A conversation with my Advisor about Will Smith’s I Am Legend (2007) prompted me to revisit my critique of the film as a narrowly articulated version of Richard Matheson’s novel of the same name. During an impromptu visit to Best Buy yesterday afternoon, I came across my opportunity to revisit the film and my critique picking up the Blu-Ray edition of Will Smith’s version intent on comparing the alternate ending against the novel’s storyline.
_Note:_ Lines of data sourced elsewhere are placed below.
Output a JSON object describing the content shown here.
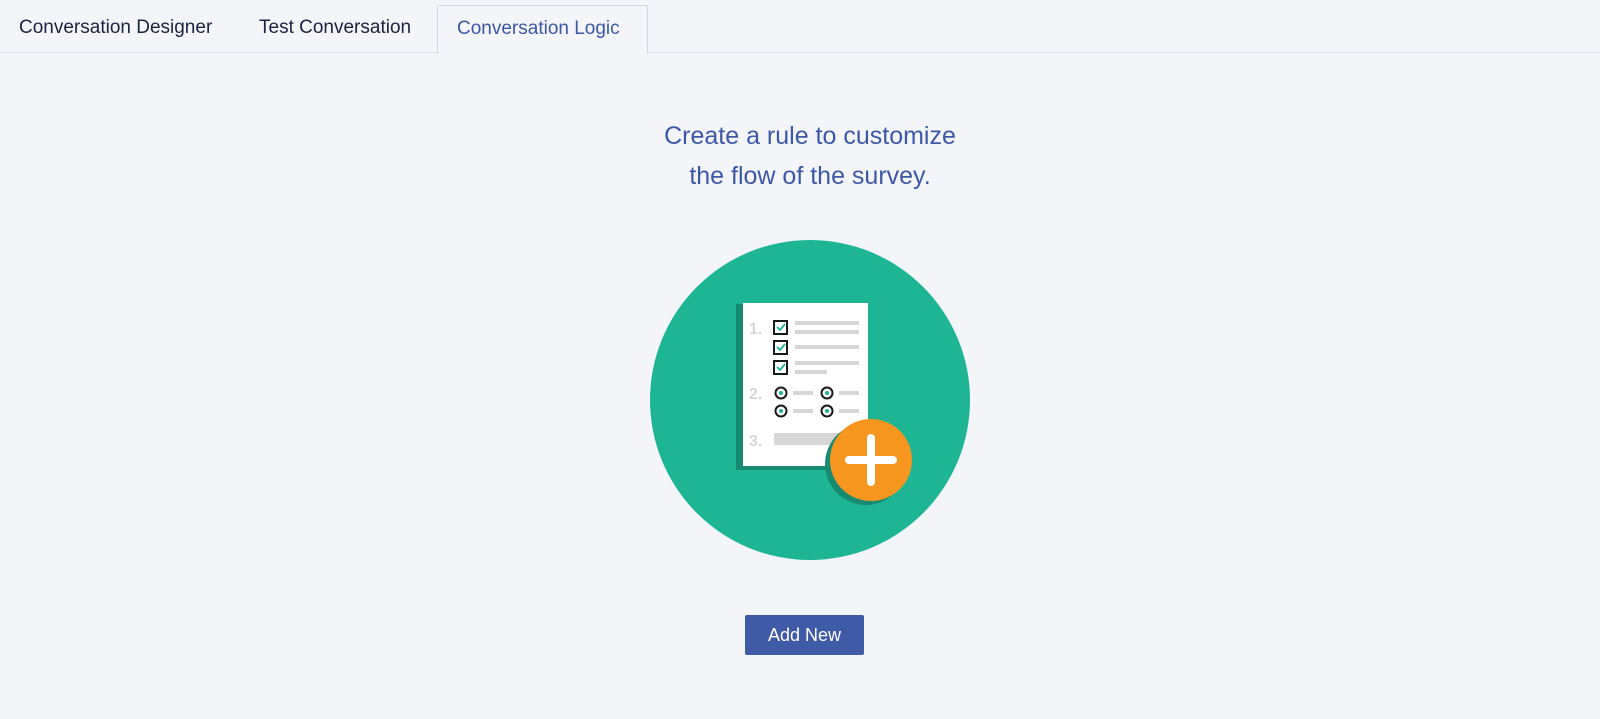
{
  "tabs": [
    {
      "label": "Conversation Designer",
      "active": false
    },
    {
      "label": "Test Conversation",
      "active": false
    },
    {
      "label": "Conversation Logic",
      "active": true
    }
  ],
  "empty_state": {
    "headline_line1": "Create a rule to customize",
    "headline_line2": "the flow of the survey.",
    "illustration_icon": "survey-add-icon",
    "list_numbers": [
      "1.",
      "2.",
      "3."
    ],
    "add_button_label": "Add New"
  },
  "colors": {
    "accent": "#3d58a6",
    "button": "#3f5aa6",
    "illustration_circle": "#1eb595",
    "plus_badge": "#f6961f"
  }
}
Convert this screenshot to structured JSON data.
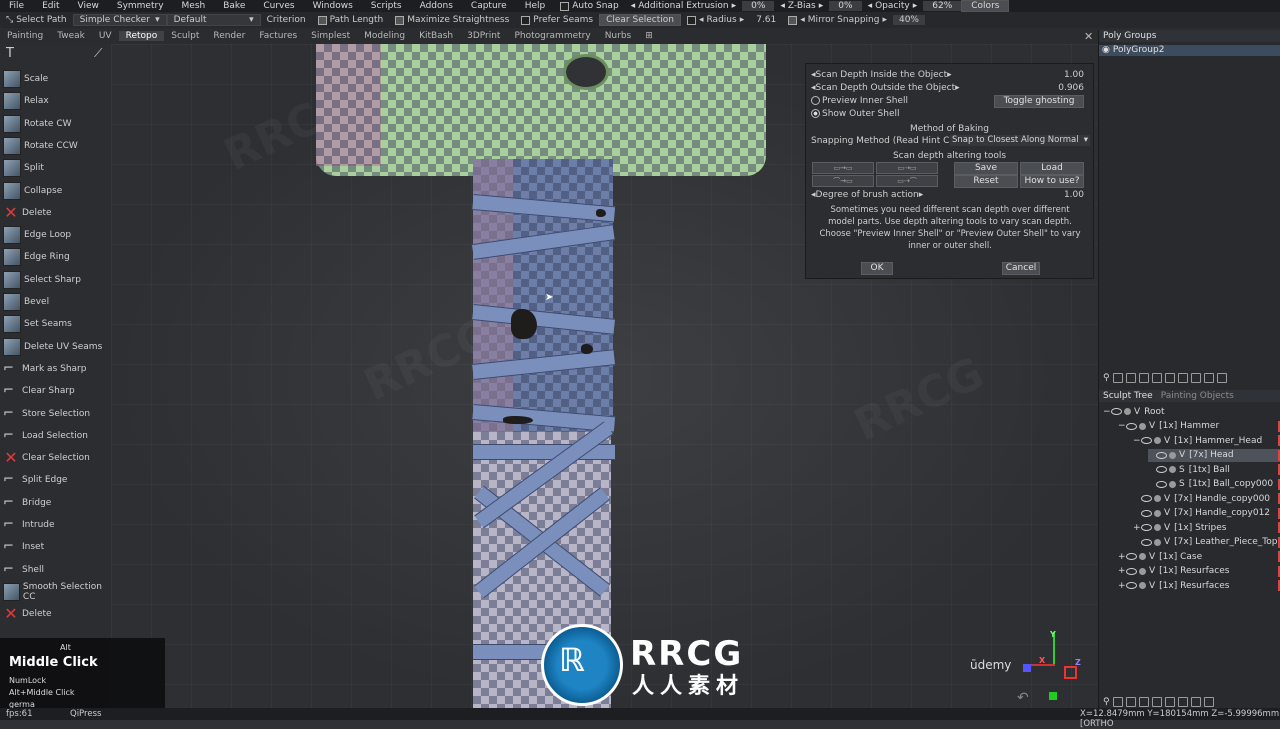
{
  "menubar": {
    "items": [
      "File",
      "Edit",
      "View",
      "Symmetry",
      "Mesh",
      "Bake",
      "Curves",
      "Windows",
      "Scripts",
      "Addons",
      "Capture",
      "Help"
    ],
    "auto_snap": "Auto Snap",
    "additional_extrusion": "Additional Extrusion",
    "extrusion_val": "0%",
    "z_bias": "Z-Bias",
    "zbias_val": "0%",
    "opacity": "Opacity",
    "opacity_val": "62%",
    "colors": "Colors"
  },
  "toolbar": {
    "select_path": "Select Path",
    "mode_select": "Simple Checker",
    "default_select": "Default",
    "criterion": "Criterion",
    "path_length": "Path Length",
    "maximize_straightness": "Maximize Straightness",
    "prefer_seams": "Prefer Seams",
    "clear_selection": "Clear Selection",
    "radius_label": "Radius",
    "radius_val": "7.61",
    "mirror_snapping": "Mirror Snapping",
    "mirror_val": "40%"
  },
  "tabs": [
    "Painting",
    "Tweak",
    "UV",
    "Retopo",
    "Sculpt",
    "Render",
    "Factures",
    "Simplest",
    "Modeling",
    "KitBash",
    "3DPrint",
    "Photogrammetry",
    "Nurbs"
  ],
  "active_tab": "Retopo",
  "tools": [
    {
      "label": "Scale",
      "icon": "scale-icon"
    },
    {
      "label": "Relax",
      "icon": "relax-icon"
    },
    {
      "label": "Rotate CW",
      "icon": "rotate-cw-icon"
    },
    {
      "label": "Rotate CCW",
      "icon": "rotate-ccw-icon"
    },
    {
      "label": "Split",
      "icon": "split-icon"
    },
    {
      "label": "Collapse",
      "icon": "collapse-icon"
    },
    {
      "label": "Delete",
      "icon": "delete-icon"
    },
    {
      "label": "Edge Loop",
      "icon": "edge-loop-icon"
    },
    {
      "label": "Edge Ring",
      "icon": "edge-ring-icon"
    },
    {
      "label": "Select Sharp",
      "icon": "select-sharp-icon"
    },
    {
      "label": "Bevel",
      "icon": "bevel-icon"
    },
    {
      "label": "Set Seams",
      "icon": "set-seams-icon"
    },
    {
      "label": "Delete UV Seams",
      "icon": "delete-uv-seams-icon"
    },
    {
      "label": "Mark as Sharp",
      "icon": "mark-sharp-icon"
    },
    {
      "label": "Clear Sharp",
      "icon": "clear-sharp-icon"
    },
    {
      "label": "Store Selection",
      "icon": "store-selection-icon"
    },
    {
      "label": "Load Selection",
      "icon": "load-selection-icon"
    },
    {
      "label": "Clear Selection",
      "icon": "clear-selection-icon"
    },
    {
      "label": "Split Edge",
      "icon": "split-edge-icon"
    },
    {
      "label": "Bridge",
      "icon": "bridge-icon"
    },
    {
      "label": "Intrude",
      "icon": "intrude-icon"
    },
    {
      "label": "Inset",
      "icon": "inset-icon"
    },
    {
      "label": "Shell",
      "icon": "shell-icon"
    },
    {
      "label": "Smooth Selection CC",
      "icon": "smooth-selection-icon"
    },
    {
      "label": "Delete",
      "icon": "delete-icon"
    }
  ],
  "dialog": {
    "scan_inside_label": "Scan Depth Inside the Object",
    "scan_inside_val": "1.00",
    "scan_outside_label": "Scan Depth Outside the Object",
    "scan_outside_val": "0.906",
    "preview_inner": "Preview Inner Shell",
    "toggle_ghosting": "Toggle ghosting",
    "show_outer": "Show Outer Shell",
    "method_title": "Method of Baking",
    "snapping_method_label": "Snapping Method (Read Hint Care",
    "snapping_method_val": "Snap to Closest Along Normal",
    "scan_tools_title": "Scan depth altering tools",
    "save": "Save",
    "load": "Load",
    "reset": "Reset",
    "how_to_use": "How to use?",
    "degree_label": "Degree of brush action",
    "degree_val": "1.00",
    "description": "Sometimes you need different scan depth over different model parts. Use depth altering tools to vary scan depth. Choose \"Preview Inner Shell\" or \"Preview Outer Shell\" to vary inner or outer shell.",
    "ok": "OK",
    "cancel": "Cancel"
  },
  "right_panel": {
    "tab_poly_groups": "Poly Groups",
    "poly_group_item": "PolyGroup2",
    "tab_sculpt_tree": "Sculpt Tree",
    "tab_painting_objects": "Painting Objects",
    "tree": [
      {
        "label": "Root",
        "type": "V",
        "indent": 0,
        "expand": "−"
      },
      {
        "label": "[1x]  Hammer",
        "type": "V",
        "indent": 1,
        "expand": "−"
      },
      {
        "label": "[1x]  Hammer_Head",
        "type": "V",
        "indent": 2,
        "expand": "−"
      },
      {
        "label": "[7x]  Head",
        "type": "V",
        "indent": 3,
        "expand": ""
      },
      {
        "label": "[1tx]  Ball",
        "type": "S",
        "indent": 3,
        "expand": ""
      },
      {
        "label": "[1tx]  Ball_copy000",
        "type": "S",
        "indent": 3,
        "expand": ""
      },
      {
        "label": "[7x]  Handle_copy000",
        "type": "V",
        "indent": 2,
        "expand": ""
      },
      {
        "label": "[7x]  Handle_copy012",
        "type": "V",
        "indent": 2,
        "expand": ""
      },
      {
        "label": "[1x]  Stripes",
        "type": "V",
        "indent": 2,
        "expand": "+"
      },
      {
        "label": "[7x]  Leather_Piece_Top",
        "type": "V",
        "indent": 2,
        "expand": ""
      },
      {
        "label": "[1x]  Case",
        "type": "V",
        "indent": 1,
        "expand": "+"
      },
      {
        "label": "[1x]  Resurfaces",
        "type": "V",
        "indent": 1,
        "expand": "+"
      },
      {
        "label": "[1x]  Resurfaces",
        "type": "V",
        "indent": 1,
        "expand": "+"
      }
    ]
  },
  "hint": {
    "alt": "Alt",
    "title": "Middle Click",
    "numlock": "NumLock",
    "shortcut": "Alt+Middle Click",
    "extra": "germa"
  },
  "status": {
    "left": "fps:61",
    "qipress": "QiPress",
    "coords": "X=12.8479mm  Y=180154mm  Z=-5.99996mm  [ORTHO"
  },
  "watermark": {
    "brand": "RRCG",
    "sub": "人人素材",
    "udemy": "ūdemy"
  },
  "axes": {
    "x": "X",
    "y": "Y",
    "z": "Z"
  },
  "colors": {
    "accent_sel": "#3d4b5e",
    "green_head": "#a9cf9c",
    "blue_handle": "#6d7ea9"
  }
}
The first time I saw I Am Legend, parts of the film didn’t sit well with me. The film’s narration allowed the audience to sympathize with Robert Neville (and his canine companion, Samantha) while assuming the ‘zombies’ were one-dimensional characters set on Neville’s demise. Momentary cues in the film suggested that the ‘undead creatures’ possessed levels of intelligence and emotions similar to the average human. However, the film left their community unexplored. I was left wondering why the film-makers left this part out. It would’ve added an interesting layer to their relationship with Neville in the barren NY backdrop. Open plot lines in the film lead me to Richard Matheson’s version. Originally published in 1954, Matheson’s treatment of the post-apocalyptic society is noted as the influence for the modern Zombie film genre popularized by the work of George Romero.
The book satisfied my curiosity by making sense of the new community. While it is completely unfair to expect the film to live up to the one created in the mind while reading the text, the alternate ending was much more fulfilling and was actually the original ending to the film (Watch Alternate Ending Here). Apparently, it didn’t go over well with American test audiences so it was changed to Smith’s self-sacrifice in his home’s subterranean lab. I think Smith’s standoff with the infected group is more consistent with the novel’s vision of the relationship between the last known human on earth and the new breed of life. The new breed retains elements traditionally associated with humanity while the new monster is the one the audience identifies as most human.
Recently, I tweeted that “Zombies are scarier than vampires and werewolves bc they can’t be reasoned with and prompt us to act inhumanely with each other.” What happens to our sense of humanity when we refuse to treat others with respect and decency? These films and books serve as an examination of human social habits in the face of darkness. Pick one up the next time you get a chance and look for the story within the story.